Tokyo Electric Power’s dual crises – a meltdown at the company’s Fukushima nuclear power plant and a shortage of electricity – has transformed the capital’s skyline. In the Tokyo metropolitan area, street lamps and neon lights are dark and office buildings and homes have voluntarily dimmed their lights to help out. The possibility of power blackouts is expected to continue for months.
For days after the quake and tsunami, transport in northeastern Japan ground to a halt. When Yamato Transport’s trucks were finally able to resume shipments in the region, the number two delivery service didn’t just go back to business as usual. It assigned 200 lorries and 500 drivers and personnel to carry food and supplies to the disaster zone.
It wasn’t just major brewers’ factories that lay in ruins.
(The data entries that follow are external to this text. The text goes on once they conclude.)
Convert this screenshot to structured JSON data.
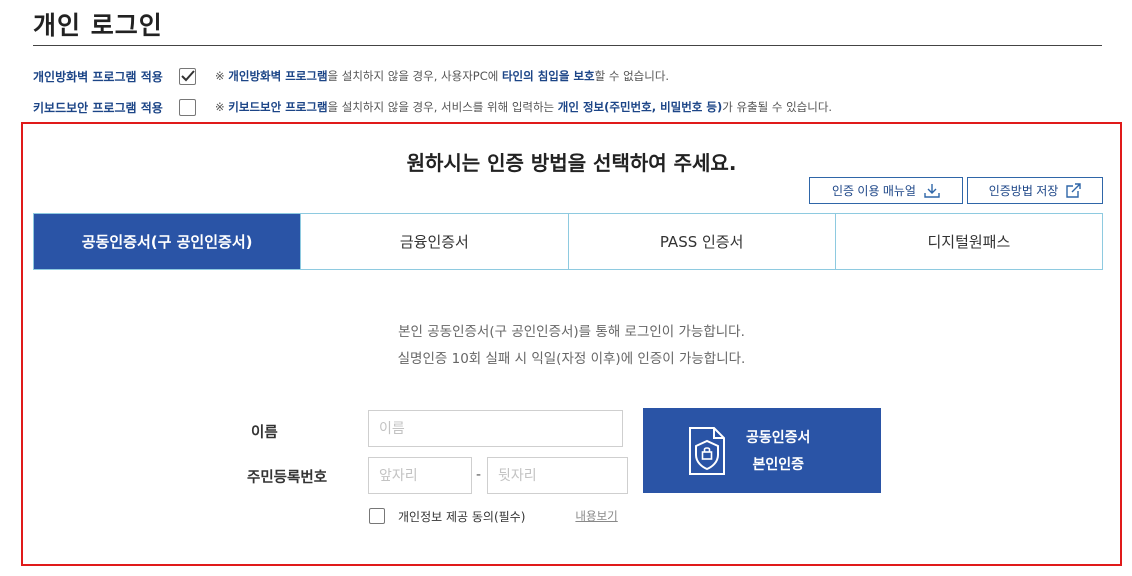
{
  "page": {
    "title": "개인 로그인"
  },
  "options": [
    {
      "label": "개인방화벽 프로그램 적용",
      "checked": true,
      "note_prefix": "※ ",
      "note_hl1": "개인방화벽 프로그램",
      "note_mid": "을 설치하지 않을 경우, 사용자PC에 ",
      "note_hl2": "타인의 침입을 보호",
      "note_suffix": "할 수 없습니다."
    },
    {
      "label": "키보드보안 프로그램 적용",
      "checked": false,
      "note_prefix": "※ ",
      "note_hl1": "키보드보안 프로그램",
      "note_mid": "을 설치하지 않을 경우, 서비스를 위해 입력하는 ",
      "note_hl2": "개인 정보(주민번호, 비밀번호 등)",
      "note_suffix": "가 유출될 수 있습니다."
    }
  ],
  "auth": {
    "heading": "원하시는 인증 방법을 선택하여 주세요.",
    "manual_button": {
      "label": "인증 이용 매뉴얼",
      "icon": "download-icon"
    },
    "save_button": {
      "label": "인증방법 저장",
      "icon": "external-link-icon"
    },
    "tabs": [
      {
        "label": "공동인증서(구 공인인증서)",
        "active": true
      },
      {
        "label": "금융인증서",
        "active": false
      },
      {
        "label": "PASS 인증서",
        "active": false
      },
      {
        "label": "디지털원패스",
        "active": false
      }
    ],
    "desc_line1": "본인 공동인증서(구 공인인증서)를 통해 로그인이 가능합니다.",
    "desc_line2": "실명인증 10회 실패 시 익일(자정 이후)에 인증이 가능합니다.",
    "name_label": "이름",
    "name_placeholder": "이름",
    "name_value": "",
    "rrn_label": "주민등록번호",
    "rrn_front_placeholder": "앞자리",
    "rrn_front_value": "",
    "rrn_separator": "-",
    "rrn_back_placeholder": "뒷자리",
    "rrn_back_value": "",
    "cert_button": {
      "line1": "공동인증서",
      "line2": "본인인증",
      "icon": "certificate-shield-icon"
    },
    "agree": {
      "label": "개인정보 제공 동의(필수)",
      "checked": false,
      "link": "내용보기"
    }
  },
  "colors": {
    "accent_blue": "#2a54a6",
    "label_blue": "#1c4587",
    "highlight_border": "#e01a1a",
    "tab_border": "#8ecae0"
  }
}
Suisen, a sake brewer in Rikuzen-Takada city, was an hour away from celebrating the end to its annual brewing season and production of a million litres of Yukikko sake when the quake struck. After workers fled, the tsunami destroyed 150 tanks at the brewery. Three days later, Suisen’s website read: “Due to the disaster, we will be closed for a while.”
Hokuetsu Package’s three-week shutdown of its paper carton-making plant in Hitachinaka city, Ibaraki prefecture, was partly to blame for a scarcity of juice, milk and tea on store shelves. The Tokyo-based company has 40 per cent of Japan’s market for drink cartons. But official Satoshi Eshika says its factory was only part of the story. “Just after the quake there wasn’t enough petrol for the delivery trucks,” says Eshika.
In Iitate (population 6,200) dairy farmers have been dumping milk since food safety officials found elevated radiation levels linked to the troubled Fukushima nuclear power plant. The village sits about 30km northwest of the plant and residents have been told to stay indoors or evacuate. “We can’t begin to think about aid for farmers until things at the power plant are under control,” said Iitate official Hiroyuki Murayama.
The tsunami smashed the port cities of Ishinomaki and Kesennuma, in Miyagi prefecture – Japan’s third- and sixth-largest fishing ports. Oyster farms, seafood processing plants and boats were lost. Kesennuma Fish Market aims to reopen by June but it could take years to bounce back to the pre-disaster €200m trade in mackerel, shark, tuna and salmon. Market official Masaaki Onodera says: “The market’s foundation sank one metre and the computers were completely ruined.”
On the day the quake struck, East Japan Railway Company (JR East) suspended services – five bullet train lines and around 40 local lines connecting Tokyo to regions north and south – stranding millions of passengers. The railway company has gradually restored service, but rolling blackouts continue to hamper operations. It could be months before heavily damaged lines – the 575km Tohoku Line, for instance – are running again. “We have no idea when some of the lines will restart service,” says a spokesman.
Toyota’s domestic factories are far from the disaster zone but many of its key suppliers – rubber, plastics, battery and computer-chip makers – were damaged. With parts in short supply, the world’s largest car maker has cut back on the production of hundreds of thousands of vehicles, including its popular gas-electric hybrids. The company is racing to shift production to overseas plants and find backup suppliers.
The quake that damaged Shin-Etsu Chemical’s largest semiconductor wafer plant in Shirakawa, in Fukushima prefecture, hurt the world’s chip-making industry. The company is the world’s largest maker of silicon wafers that are cut to make computer chips, and accounts for a fifth of global supply. Hi-tech gadgets such as mobile phones and tablet computers could be affected, too.
Nuclear radiation has spooked Asian tourists. Hong Kong’s Travel Industry Council asked its 1,500 member travel agencies to cancel all tours to Japan. Oriental Land Co, which operates Tokyo Disney Resort, shut the amusement park and the nearby Cirque du Soleil theatre for weeks due to an unstable electricity supply.